While the strength of your landlord-tenant relationship is not exactly quantifiable, paying rent late may put your landlord in a tricky financial position and create tension between the two of you. The day may come when you need your landlord’s help, and having a strong foundational relationship can be the difference between a new shower head installed day-of and a long back-and-forth with an “I’ll get back to you on this” response.
Additionally, when it comes time for you to find a new rental, your landlord could use your history against you when writing an apartment rental reference letter. In more extreme circumstances, if late payments occur regularly or start to stack up, you may even face eviction.
Small fees add up
If you’re repeatedly paying your rent late, you’ll have to shell out a little extra each month, and those penalties add up to create an additional financial burden for you. This is an easy fix if you’re just forgetful or careless. But it’s added stress if the reason you’re paying late is that you’re tight on cash when rent is due.
In either case, over the long term, you’re losing more than you’re gaining.
Say goodbye to that lease
A more sneaky inconvenience is that your landlord might not offer to renew your lease when the time comes. Even if they do, your landlord will remember all those times they had to chase after you and may not offer you the best rental terms.
If you love your rental property, you want to be able to stay without any additional hassle.
On the other hand, if you’re sick and tired of staying in one rental, or if you want more flexibility in your living situation, there are other short-term living options to consider.
Taking the credit hit
Not all landlords report late rent to credit bureaus, but some do. This could be the case if:
- Your landlord is a member of a credit reporting bureau.
- Your landlord uses a rent payment system that automatically sends reports.
- You rent from a corporate entity such as a property management company.
- You are extremely and consistently late with payments.
That being said, it’s not common for late rent to affect your credit score. You can always ask your landlord how they handle the issue if it were to come up. One exception, however, is if you owe a lot of rent, and it’s handed over to a collections agency, in which case the filing will lower your score.
Benefits of on-time rent payments
On the flip side, paying your rent on time can mean good things to come.
If your landlord is one to report to credit bureaus, paying your rent reliably each month can contribute to a positive renting history. It can also be incorporated into your credit report and give you that needed boost when you’re getting ready to make a big purchase.

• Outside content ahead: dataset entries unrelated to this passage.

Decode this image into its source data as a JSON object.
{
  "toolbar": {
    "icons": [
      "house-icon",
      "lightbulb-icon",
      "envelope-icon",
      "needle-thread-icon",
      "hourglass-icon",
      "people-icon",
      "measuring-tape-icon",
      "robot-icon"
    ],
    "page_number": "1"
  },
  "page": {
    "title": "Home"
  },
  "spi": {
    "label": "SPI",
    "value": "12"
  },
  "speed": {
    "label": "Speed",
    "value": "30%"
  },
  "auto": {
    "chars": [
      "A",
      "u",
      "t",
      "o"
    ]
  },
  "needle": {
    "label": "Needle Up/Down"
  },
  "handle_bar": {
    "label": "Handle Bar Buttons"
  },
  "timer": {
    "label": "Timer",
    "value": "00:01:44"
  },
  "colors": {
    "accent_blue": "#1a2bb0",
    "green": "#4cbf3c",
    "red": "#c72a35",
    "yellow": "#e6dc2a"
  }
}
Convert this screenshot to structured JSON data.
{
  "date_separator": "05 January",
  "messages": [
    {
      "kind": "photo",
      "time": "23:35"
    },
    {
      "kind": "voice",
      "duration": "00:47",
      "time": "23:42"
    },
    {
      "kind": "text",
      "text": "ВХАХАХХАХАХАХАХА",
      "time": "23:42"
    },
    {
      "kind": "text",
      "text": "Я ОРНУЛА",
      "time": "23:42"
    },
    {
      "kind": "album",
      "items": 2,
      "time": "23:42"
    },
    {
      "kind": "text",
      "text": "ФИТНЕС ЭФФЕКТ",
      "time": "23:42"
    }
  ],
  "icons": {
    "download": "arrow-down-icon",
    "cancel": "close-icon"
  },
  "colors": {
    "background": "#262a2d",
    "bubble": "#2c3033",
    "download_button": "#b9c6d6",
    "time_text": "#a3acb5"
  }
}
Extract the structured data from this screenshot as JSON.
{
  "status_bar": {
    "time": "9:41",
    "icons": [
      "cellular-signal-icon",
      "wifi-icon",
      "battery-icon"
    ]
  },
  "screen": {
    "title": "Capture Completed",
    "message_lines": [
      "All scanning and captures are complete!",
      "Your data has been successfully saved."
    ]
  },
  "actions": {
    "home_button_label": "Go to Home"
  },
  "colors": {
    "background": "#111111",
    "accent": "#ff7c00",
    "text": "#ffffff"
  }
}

Some other important benefits include:
- No late fees: Those $50 (or more) payments add up over time, and you don’t want to have to pay extra each month. That’s money you could put toward exploring the cozy kitty cafe on your street or getting drinks with the new friends you’ve made.
- No stress: Paying your rent late isn’t only upsetting for your landlord. It can also cause you undue stress. You might find yourself scrambling to put together rent for the month, which takes attention away from more important things, like enjoying the new city you’re in.
- Better organization: Paying rent on time and having a consistent schedule means fewer logistics to worry about. Pencil your rent payment into your calendar, or set it to auto-pay, and spend your energy and thoughts on everything else your location has to offer. That’s why you’re there in the first place, right?
Flexible leases without any surprises
We know transferring apartments—or even cities—can be both exciting and a hassle. And as you find your footing, the last thing you want to worry about is committing to a long-term lease, especially one with miles-long fine print and hidden fees lurking in every other paragraph.
Here at Landing, we have plenty of flexible, short-term, month-to-month options to choose from. Take a look at our fully furnished apartments, or contact us to learn more about the Landing network today!